Instructions to follow.
From the entries, copy each line that includes "columns".

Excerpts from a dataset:
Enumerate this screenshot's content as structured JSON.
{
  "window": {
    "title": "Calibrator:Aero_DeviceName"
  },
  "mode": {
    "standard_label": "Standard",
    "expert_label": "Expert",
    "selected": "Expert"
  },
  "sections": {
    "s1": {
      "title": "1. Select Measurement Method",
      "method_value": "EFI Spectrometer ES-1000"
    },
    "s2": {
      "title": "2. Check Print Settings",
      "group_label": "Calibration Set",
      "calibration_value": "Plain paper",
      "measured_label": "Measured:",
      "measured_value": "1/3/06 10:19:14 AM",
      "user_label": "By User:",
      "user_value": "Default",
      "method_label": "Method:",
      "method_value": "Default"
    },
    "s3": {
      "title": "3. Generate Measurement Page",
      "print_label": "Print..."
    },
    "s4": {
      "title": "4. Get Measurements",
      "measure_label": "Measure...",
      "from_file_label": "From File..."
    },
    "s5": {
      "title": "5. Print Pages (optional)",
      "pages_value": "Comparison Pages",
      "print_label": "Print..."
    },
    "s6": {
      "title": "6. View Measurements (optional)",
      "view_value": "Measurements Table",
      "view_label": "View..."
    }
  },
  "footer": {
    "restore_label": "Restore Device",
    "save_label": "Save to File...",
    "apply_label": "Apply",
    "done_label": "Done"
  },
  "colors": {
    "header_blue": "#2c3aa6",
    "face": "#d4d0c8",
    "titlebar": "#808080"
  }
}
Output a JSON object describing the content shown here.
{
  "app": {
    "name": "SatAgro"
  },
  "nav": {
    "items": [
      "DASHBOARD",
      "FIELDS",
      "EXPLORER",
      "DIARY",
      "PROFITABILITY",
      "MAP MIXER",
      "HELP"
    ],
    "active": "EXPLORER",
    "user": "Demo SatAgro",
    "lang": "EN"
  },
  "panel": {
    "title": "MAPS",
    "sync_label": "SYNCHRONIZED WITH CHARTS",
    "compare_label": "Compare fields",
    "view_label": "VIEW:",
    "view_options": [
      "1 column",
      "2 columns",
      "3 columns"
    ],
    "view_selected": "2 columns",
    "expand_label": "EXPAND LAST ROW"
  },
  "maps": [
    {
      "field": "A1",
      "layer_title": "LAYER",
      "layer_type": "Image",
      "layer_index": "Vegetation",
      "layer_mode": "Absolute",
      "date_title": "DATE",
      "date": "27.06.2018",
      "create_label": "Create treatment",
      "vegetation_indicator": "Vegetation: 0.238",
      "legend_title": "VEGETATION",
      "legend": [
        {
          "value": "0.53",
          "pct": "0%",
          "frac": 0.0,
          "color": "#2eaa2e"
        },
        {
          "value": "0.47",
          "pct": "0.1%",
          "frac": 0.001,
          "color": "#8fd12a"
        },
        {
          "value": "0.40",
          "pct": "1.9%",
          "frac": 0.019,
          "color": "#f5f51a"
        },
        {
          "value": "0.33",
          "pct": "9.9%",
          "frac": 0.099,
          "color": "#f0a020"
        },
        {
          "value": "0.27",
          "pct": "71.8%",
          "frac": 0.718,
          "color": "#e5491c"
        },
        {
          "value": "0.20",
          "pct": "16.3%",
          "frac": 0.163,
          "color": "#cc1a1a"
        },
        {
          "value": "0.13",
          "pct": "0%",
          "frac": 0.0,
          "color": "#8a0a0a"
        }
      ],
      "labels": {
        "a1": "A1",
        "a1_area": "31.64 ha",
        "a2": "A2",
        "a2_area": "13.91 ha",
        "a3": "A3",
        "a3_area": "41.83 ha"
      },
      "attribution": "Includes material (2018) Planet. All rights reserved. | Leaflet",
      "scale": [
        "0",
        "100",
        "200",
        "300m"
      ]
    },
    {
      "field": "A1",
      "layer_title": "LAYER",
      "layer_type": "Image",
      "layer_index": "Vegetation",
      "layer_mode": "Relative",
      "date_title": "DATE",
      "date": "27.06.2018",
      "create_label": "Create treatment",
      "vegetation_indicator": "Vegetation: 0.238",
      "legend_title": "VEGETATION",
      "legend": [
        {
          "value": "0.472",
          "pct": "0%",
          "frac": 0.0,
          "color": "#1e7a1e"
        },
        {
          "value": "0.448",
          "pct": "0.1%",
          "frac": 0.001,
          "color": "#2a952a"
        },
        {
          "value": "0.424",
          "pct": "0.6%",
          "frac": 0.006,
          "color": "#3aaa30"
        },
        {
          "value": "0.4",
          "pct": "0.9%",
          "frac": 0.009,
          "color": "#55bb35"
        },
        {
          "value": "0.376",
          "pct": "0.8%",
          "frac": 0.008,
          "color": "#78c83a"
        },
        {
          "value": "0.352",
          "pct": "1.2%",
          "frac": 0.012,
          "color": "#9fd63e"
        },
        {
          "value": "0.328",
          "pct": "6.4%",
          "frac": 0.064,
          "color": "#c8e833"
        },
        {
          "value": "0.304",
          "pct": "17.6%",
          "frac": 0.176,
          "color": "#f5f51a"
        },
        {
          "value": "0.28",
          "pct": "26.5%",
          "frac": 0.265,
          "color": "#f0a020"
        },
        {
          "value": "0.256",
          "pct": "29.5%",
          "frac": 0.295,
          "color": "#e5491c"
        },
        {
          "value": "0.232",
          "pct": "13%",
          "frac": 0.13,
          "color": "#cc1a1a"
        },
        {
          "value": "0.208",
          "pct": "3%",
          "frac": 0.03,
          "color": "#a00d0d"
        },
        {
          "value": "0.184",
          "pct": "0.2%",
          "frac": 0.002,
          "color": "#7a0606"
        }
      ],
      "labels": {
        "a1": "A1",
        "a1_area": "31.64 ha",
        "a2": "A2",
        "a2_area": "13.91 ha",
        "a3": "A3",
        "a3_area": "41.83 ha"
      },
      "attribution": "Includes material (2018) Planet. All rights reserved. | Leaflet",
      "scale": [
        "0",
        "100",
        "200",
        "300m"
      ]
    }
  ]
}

Solution.
      "2 columns",
      "3 columns"
    "view_selected": "2 columns",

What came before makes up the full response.